The unhelpful casting is not convincing. Rather than sound like a college graduate, in Aidan Eastwood’s mouth, Barry’s lines sound like he has just graduated from high school. And while Barry’s stage directions require that his father Maitland White (played by Timothy C. Goodwin) be in the pink of health from golf and squash, is there any reason why he and his wife Nancy (Elisabeth Preston) should tower over their son who is old enough to make his own decisions about his life? As Ricky’s fiancée, Rebbekah Vega-Romero is too girlish and immature, suggesting she hasn’t thought through the consequences of making him give up architecture for a job in manufacturing.
While they are all fine actors, there seems to be an air of artificiality that undercuts the seriousness of Barry’s theme (be true to yourself). Preston, too elegant and chic, sounds like she is perennially presiding at a garden party. While Goodwin tells us that he regrets having not had a chance at painting, nothing in his manner relates resentment or bitterness on how his life has turned out. Mac Brydon as the successful novelist makes him just a little too hardy and carefree, considering he is in Maitland’s house. Albert Warren Baker does little with the stereotyped manufacturer G.T. Warren, Maitland and later Ricky’s boss. In the most poorly written role, Meredith M. Sweeney as Etta the maid who becomes Maitland’s model is require to put on a highfalutin English accent to show how much culture she has attained while rub shoulders with another class of people. She has been directed to sound like a cross between Eliza Doolittle and Jean Harlow.
The Act I set for the library of the White’s Mt. Kisco country home by Caitlynn Barrett puts one in mind of a Park Avenue apartment, rather than a summer place. The Studio set in the attic for the second and third acts is more believable. For the most part costume designer Sidney Fortner’s women’s dresses are attractive, but while some may be period appropriate are rather unflattering to the trim actresses. Christopher Weston’s lighting is suitable without making any impression of its own.
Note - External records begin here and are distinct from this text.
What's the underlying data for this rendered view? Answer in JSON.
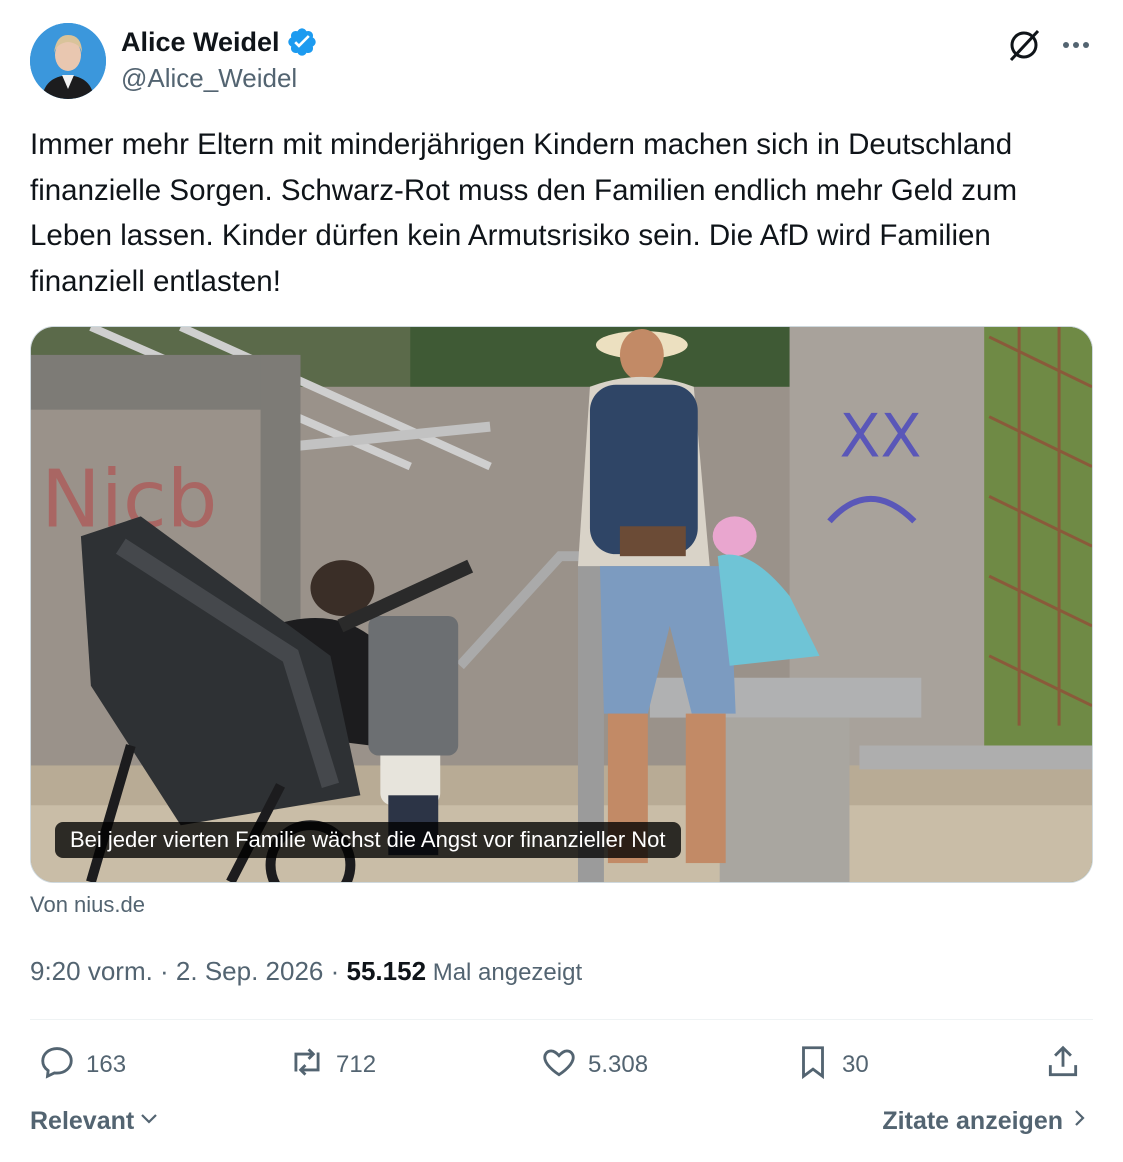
{
  "author": {
    "name": "Alice Weidel",
    "handle": "@Alice_Weidel",
    "verified_color": "#1d9bf0"
  },
  "tweet": {
    "text": "Immer mehr Eltern mit minderjährigen Kindern machen sich in Deutschland finanzielle Sorgen. Schwarz-Rot muss den Familien endlich mehr Geld zum Leben lassen. Kinder dürfen kein Armutsrisiko sein. Die AfD wird Familien finanziell entlasten!"
  },
  "media": {
    "caption": "Bei jeder vierten Familie wächst die Angst vor finanzieller Not",
    "source": "Von nius.de"
  },
  "meta": {
    "time_date": "9:20 vorm. · 2. Sep. 2026 · ",
    "views": "55.152",
    "views_label": " Mal angezeigt"
  },
  "actions": {
    "replies": "163",
    "reposts": "712",
    "likes": "5.308",
    "bookmarks": "30"
  },
  "footer": {
    "sort_label": "Relevant",
    "quotes_label": "Zitate anzeigen"
  },
  "icons": {
    "verified": "verified-badge-icon",
    "grok": "grok-icon",
    "more": "more-icon",
    "reply": "reply-icon",
    "repost": "repost-icon",
    "like": "like-icon",
    "bookmark": "bookmark-icon",
    "share": "share-icon"
  }
}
It is always interesting to see a major playwright’s early work to see how far they grew and what interested them from the outset. (Recall Lillian Hellman’s Days to Come, Arthur Miller’s The Man Who Had All the Luck, and Tennessee Williams’ Not About Nightingales). You and I is such a play, more interesting for its author’s later work than for itself. Barry who was to go on to the philosophical and experimental Hotel Universe and Here Come the Clowns as well as hit drawing room comedies had it in him to rise above the old-fashioned form that he had chosen for most of his plays. Metropolitan Playhouse’s production of You and I does not solve the play’s problems for a modern audience but does offer a rare opportunity to see the early work of an admired author who went on to great acclaim in future plays.
You and I (through October 7, 2018)
Metropolitan Playhouse, 220 E. 4th Street, in Manhattan
For tickets, call 800-838-3006 or http://www.metropolitanplayhouse.org
Running time: two hours and 10 minutes with one intermission